• [Records provided]:
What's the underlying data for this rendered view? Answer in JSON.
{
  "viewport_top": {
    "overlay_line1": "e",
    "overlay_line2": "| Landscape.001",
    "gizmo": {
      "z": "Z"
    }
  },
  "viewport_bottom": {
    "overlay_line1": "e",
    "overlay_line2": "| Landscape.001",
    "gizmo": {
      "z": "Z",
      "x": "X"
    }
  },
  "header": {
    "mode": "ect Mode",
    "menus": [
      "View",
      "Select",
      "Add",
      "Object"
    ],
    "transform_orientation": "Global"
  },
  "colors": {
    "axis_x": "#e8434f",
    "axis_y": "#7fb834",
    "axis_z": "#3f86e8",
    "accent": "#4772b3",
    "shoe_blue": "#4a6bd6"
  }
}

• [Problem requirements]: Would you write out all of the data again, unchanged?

• [Response area]:
What's the underlying data for this rendered view? Answer in JSON.
{
  "viewport_top": {
    "overlay_line1": "e",
    "overlay_line2": "| Landscape.001",
    "gizmo": {
      "z": "Z"
    }
  },
  "viewport_bottom": {
    "overlay_line1": "e",
    "overlay_line2": "| Landscape.001",
    "gizmo": {
      "z": "Z",
      "x": "X"
    }
  },
  "header": {
    "mode": "ect Mode",
    "menus": [
      "View",
      "Select",
      "Add",
      "Object"
    ],
    "transform_orientation": "Global"
  },
  "colors": {
    "axis_x": "#e8434f",
    "axis_y": "#7fb834",
    "axis_z": "#3f86e8",
    "accent": "#4772b3",
    "shoe_blue": "#4a6bd6"
  }
}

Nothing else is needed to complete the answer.